What is the solution to this? Has Indonesia considered using modern, alternative exploration tools that identify prospectivity in frontier basins, which would help to attract E&P companies to invest time and money? Could the government commit a relatively small investment to illustrate prospectivity in frontier basins and thereby drive investment?
In the author’s opinion, the Indonesian government must provide the catalyst if it seeks to spur investment and compress the development period for a given basin (potentially from decades to just a few years). Work programs provide the information and data which encourage license tender participation, which in turn creates more work programs, more exploration and knowledge of respective basins. Indonesia must elevate the value and level of information given to explorers and it must invest to do this. Traditional exploration tools are prohibitive and budget allocation is even more challenging.
Conventional tools used to high-grade frontier areas and pre-stage seismic surveys are airborne gravity, magnetic and radiometric surveys. There is also remote sensing such as thermal mapping and mineral indexes, these tools are of questionable value. They have their utility and place in the explorer’s toolbox, but there are limitations. Perhaps this is one reason exploration is not happening at a pace to meet the demands of Indonesia’s energy needs. Something clearly needs to change, but are geoscientists and the government willing to change?

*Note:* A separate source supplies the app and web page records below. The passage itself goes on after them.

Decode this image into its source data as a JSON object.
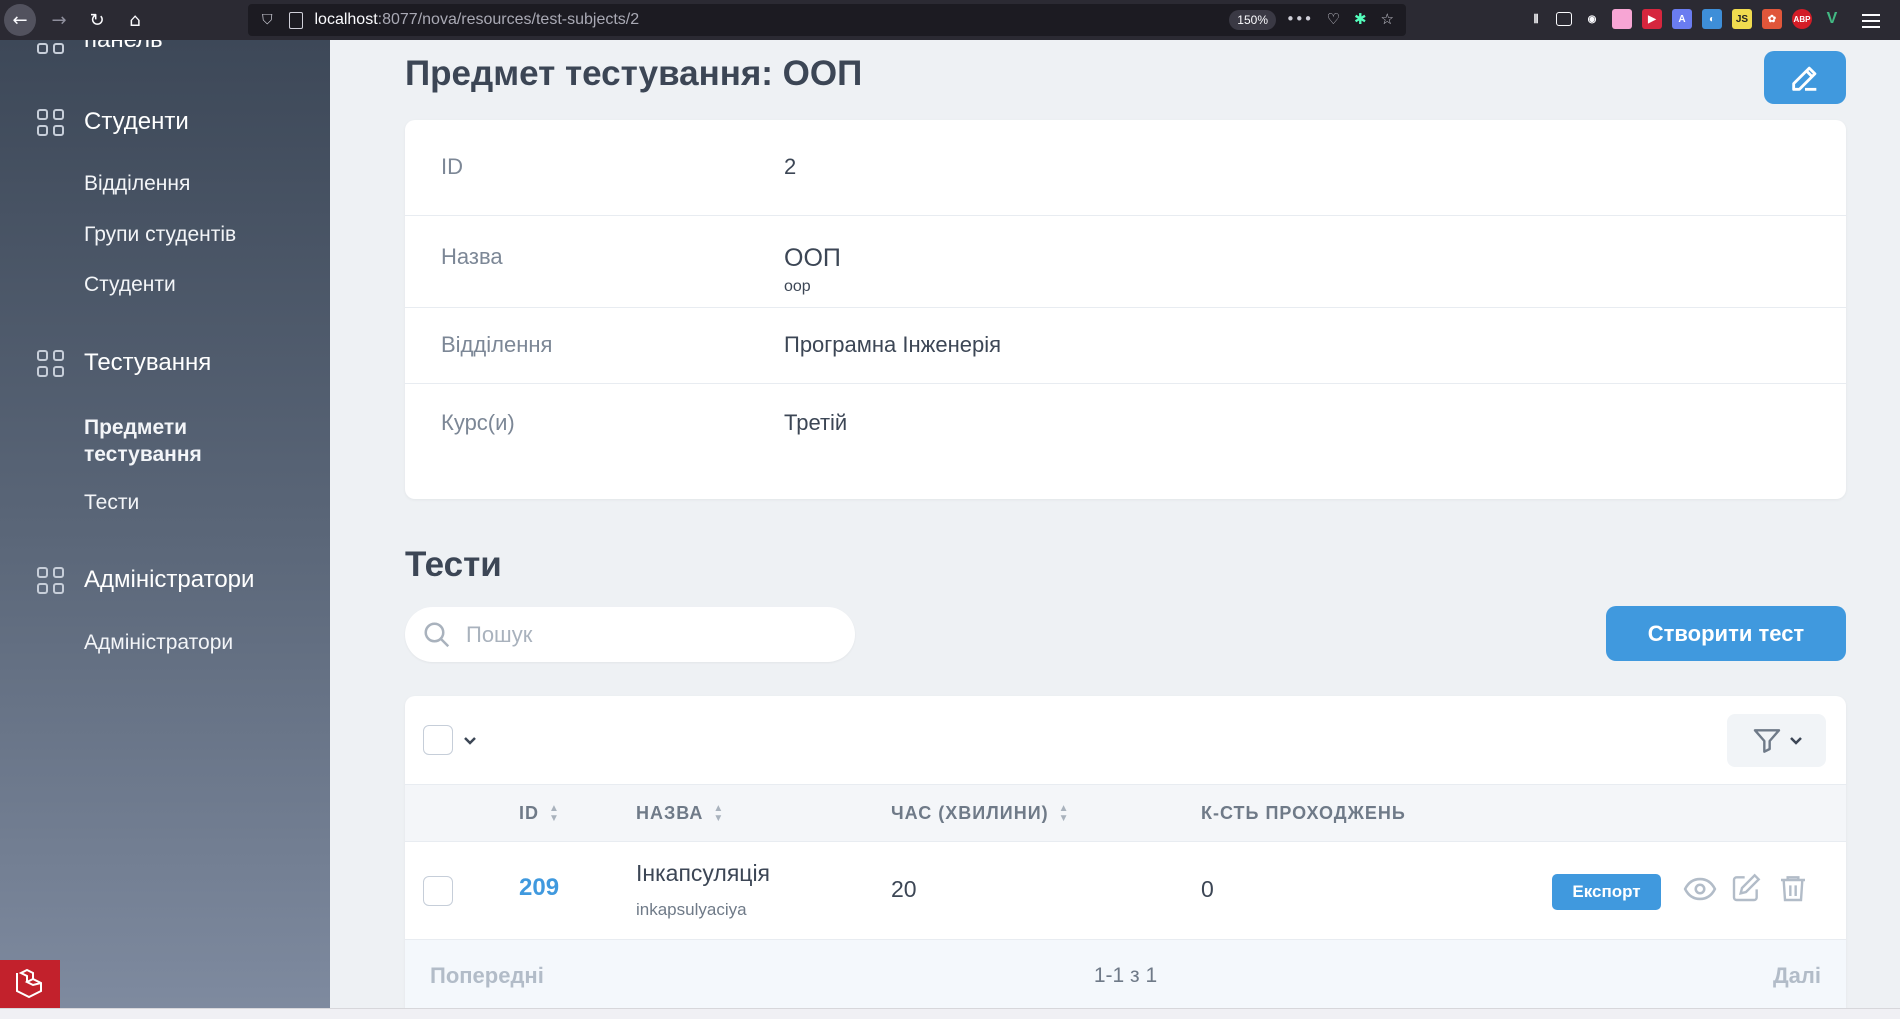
{
  "browser": {
    "url_host": "localhost",
    "url_path": ":8077/nova/resources/test-subjects/2",
    "zoom": "150%"
  },
  "sidebar": {
    "partial_top_label": "панель",
    "groups": [
      {
        "label": "Студенти",
        "items": [
          "Відділення",
          "Групи студентів",
          "Студенти"
        ]
      },
      {
        "label": "Тестування",
        "items": [
          "Предмети тестування",
          "Тести"
        ]
      },
      {
        "label": "Адміністратори",
        "items": [
          "Адміністратори"
        ]
      }
    ],
    "active_item": "Предмети тестування"
  },
  "page": {
    "title": "Предмет тестування: ООП"
  },
  "details": [
    {
      "key": "ID",
      "value": "2"
    },
    {
      "key": "Назва",
      "value": "ООП",
      "sub": "oop"
    },
    {
      "key": "Відділення",
      "value": "Програмна Інженерія"
    },
    {
      "key": "Курс(и)",
      "value": "Третій"
    }
  ],
  "tests": {
    "title": "Тести",
    "search_placeholder": "Пошук",
    "create_label": "Створити тест",
    "columns": [
      "ID",
      "НАЗВА",
      "ЧАС (ХВИЛИНИ)",
      "К-СТЬ ПРОХОДЖЕНЬ"
    ],
    "rows": [
      {
        "id": "209",
        "name": "Інкапсуляція",
        "slug": "inkapsulyaciya",
        "time": "20",
        "count": "0",
        "export_label": "Експорт"
      }
    ],
    "pager": {
      "prev": "Попередні",
      "info": "1-1 з 1",
      "next": "Далі"
    }
  },
  "colors": {
    "accent": "#4099de",
    "sidebar_top": "#3d4858",
    "background": "#eef1f4"
  },
  "icons": [
    "back-icon",
    "forward-icon",
    "reload-icon",
    "home-icon",
    "edit-icon",
    "search-icon",
    "filter-icon",
    "eye-icon",
    "trash-icon",
    "grid-icon"
  ]
}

Are their cost-effective alternatives? In short, the answer is yes, but outside-the-box thinking is required. At the vanguard of geo-professional thinking, there presently is a confluence of satellite remote sensing data, geology, advance mathematics / artificial intelligence (neural networks) and super computing power. Innovative companies are bringing these diverse disciplines together to create powerful analytical tools that are being applied successfully to solve complex geological problems and crunch extraordinary amounts of data into meaningful and actionable results. For example, there are companies using technologies that can inform on not only subsurface structure (the primary result of geophysical applications) but also on content. Sound farfetched? Companies are doing it.
Others are using pattern recognition in satellite data and locating stress fields associated with hydrocarbons (identify structure, fractures, faults and patterns associated with HCs). The huge computing power of the Cloud has enabled the crunching of enormous amounts of satellite pixel data with advanced algorithms to find small circular structures directly made by passive, Microseismic emissions associated with HC reservoirs (actually indicating the presence of HCs and their depth). Still others apply artificial neural nets (ANNs), training them with known data in a given area of interest to identify the criteria associated with prospective targets (train on myriad data points related to the known to find HCs in the unknown areas). And if well control and geophysical data is available, train ANNs to predict porosity, permeability and reservoir quality.
Innovative explorers are applying these alternative and valuable analytics successfully. Would this information in the possession of the government serve as an important catalyst for compelling exploration companies to invest in Indonesia? Wouldn’t it make sense to use such tools and methods to high-grade basins and focus exploration spending on the highest potential prospects?
To overcome the main weakness, to entice investment and to overcome drilling dry holes, you need to use innovative solutions.
Mr. George Barber has been in Indonesia for the past 22 years. He is a Hydrographic Surveyor by background and have been involved in various projects connected with exploration and maritime worldwide and in Indonesia.